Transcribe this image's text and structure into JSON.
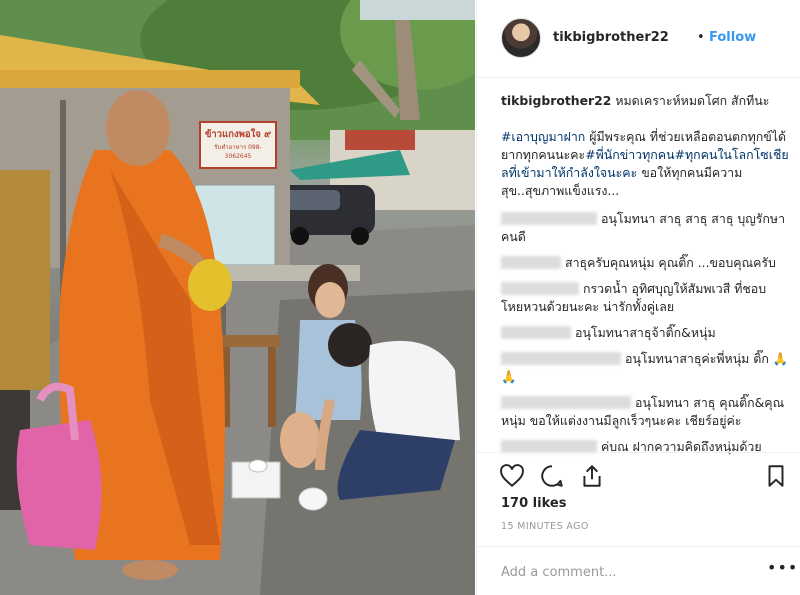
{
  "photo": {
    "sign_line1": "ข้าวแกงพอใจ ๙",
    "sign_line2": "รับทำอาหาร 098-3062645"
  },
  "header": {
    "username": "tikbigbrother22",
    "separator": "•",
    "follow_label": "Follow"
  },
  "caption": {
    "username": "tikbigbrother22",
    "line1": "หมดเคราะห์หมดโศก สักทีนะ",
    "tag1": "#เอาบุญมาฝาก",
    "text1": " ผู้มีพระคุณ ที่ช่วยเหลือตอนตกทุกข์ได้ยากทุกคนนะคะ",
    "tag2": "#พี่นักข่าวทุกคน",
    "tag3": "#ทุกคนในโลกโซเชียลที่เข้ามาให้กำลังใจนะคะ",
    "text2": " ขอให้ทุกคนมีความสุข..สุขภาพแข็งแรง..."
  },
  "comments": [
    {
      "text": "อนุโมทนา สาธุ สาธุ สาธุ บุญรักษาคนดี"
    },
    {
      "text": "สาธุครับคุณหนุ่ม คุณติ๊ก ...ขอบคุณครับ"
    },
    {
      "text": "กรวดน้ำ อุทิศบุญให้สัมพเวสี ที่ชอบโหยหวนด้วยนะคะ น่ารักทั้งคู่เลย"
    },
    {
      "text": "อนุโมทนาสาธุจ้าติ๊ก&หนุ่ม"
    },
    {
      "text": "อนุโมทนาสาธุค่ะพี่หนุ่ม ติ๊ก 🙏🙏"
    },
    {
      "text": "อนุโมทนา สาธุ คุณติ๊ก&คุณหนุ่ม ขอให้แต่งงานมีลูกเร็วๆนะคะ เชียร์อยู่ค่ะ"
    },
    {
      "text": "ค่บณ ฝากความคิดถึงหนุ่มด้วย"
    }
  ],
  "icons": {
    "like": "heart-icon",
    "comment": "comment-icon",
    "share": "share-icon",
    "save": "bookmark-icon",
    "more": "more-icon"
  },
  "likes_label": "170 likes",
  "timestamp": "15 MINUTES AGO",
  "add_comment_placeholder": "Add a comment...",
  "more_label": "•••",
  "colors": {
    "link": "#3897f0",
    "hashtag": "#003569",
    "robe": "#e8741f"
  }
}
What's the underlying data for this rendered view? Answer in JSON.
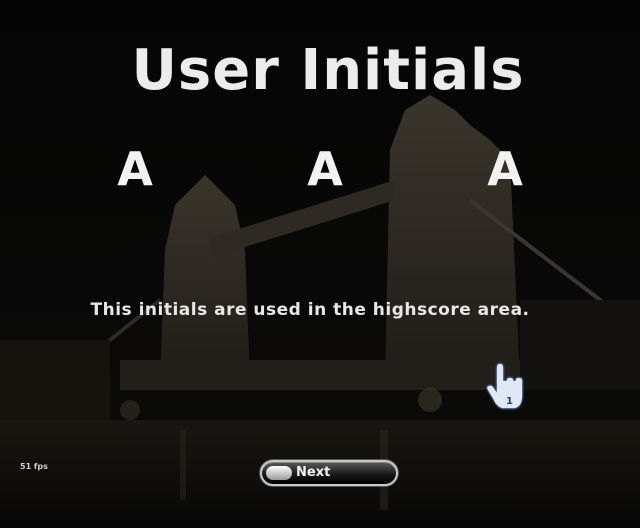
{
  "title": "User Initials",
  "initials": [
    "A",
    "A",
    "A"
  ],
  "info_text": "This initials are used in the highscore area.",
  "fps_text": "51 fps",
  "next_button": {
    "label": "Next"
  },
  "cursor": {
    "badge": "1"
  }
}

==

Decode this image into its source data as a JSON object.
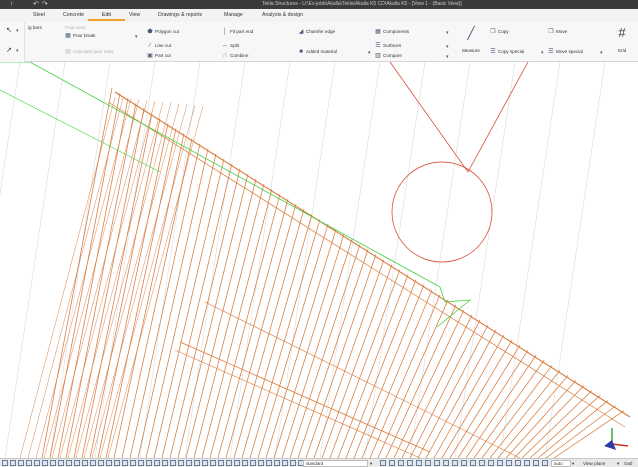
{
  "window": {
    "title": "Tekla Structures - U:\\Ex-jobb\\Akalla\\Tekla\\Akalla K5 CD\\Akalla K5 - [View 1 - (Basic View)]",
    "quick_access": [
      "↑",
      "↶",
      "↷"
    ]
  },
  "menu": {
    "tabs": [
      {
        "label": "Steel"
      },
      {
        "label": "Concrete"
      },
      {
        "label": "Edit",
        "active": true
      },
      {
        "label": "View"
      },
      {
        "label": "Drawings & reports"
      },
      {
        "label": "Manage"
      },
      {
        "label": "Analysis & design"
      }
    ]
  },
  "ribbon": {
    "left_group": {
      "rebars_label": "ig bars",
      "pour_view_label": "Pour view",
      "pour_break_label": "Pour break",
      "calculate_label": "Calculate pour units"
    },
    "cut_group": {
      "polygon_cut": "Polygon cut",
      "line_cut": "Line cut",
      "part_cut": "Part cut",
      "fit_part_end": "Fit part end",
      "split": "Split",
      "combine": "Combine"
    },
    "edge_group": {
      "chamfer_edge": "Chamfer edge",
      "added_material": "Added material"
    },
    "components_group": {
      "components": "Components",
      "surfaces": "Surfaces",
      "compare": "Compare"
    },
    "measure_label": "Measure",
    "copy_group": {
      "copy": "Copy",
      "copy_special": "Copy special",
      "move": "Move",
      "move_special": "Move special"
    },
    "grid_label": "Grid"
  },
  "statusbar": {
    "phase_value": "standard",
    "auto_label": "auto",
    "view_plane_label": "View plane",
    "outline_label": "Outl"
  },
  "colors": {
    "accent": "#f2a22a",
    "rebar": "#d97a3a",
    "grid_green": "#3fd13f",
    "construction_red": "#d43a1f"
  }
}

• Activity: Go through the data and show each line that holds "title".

• Task output:
  "title": "User Initials",
    "title": "Tekla Structures - U:\\Ex-jobb\\Akalla\\Tekla\\Akalla K5 CD\\Akalla K5 - [View 1 - (Basic View)]",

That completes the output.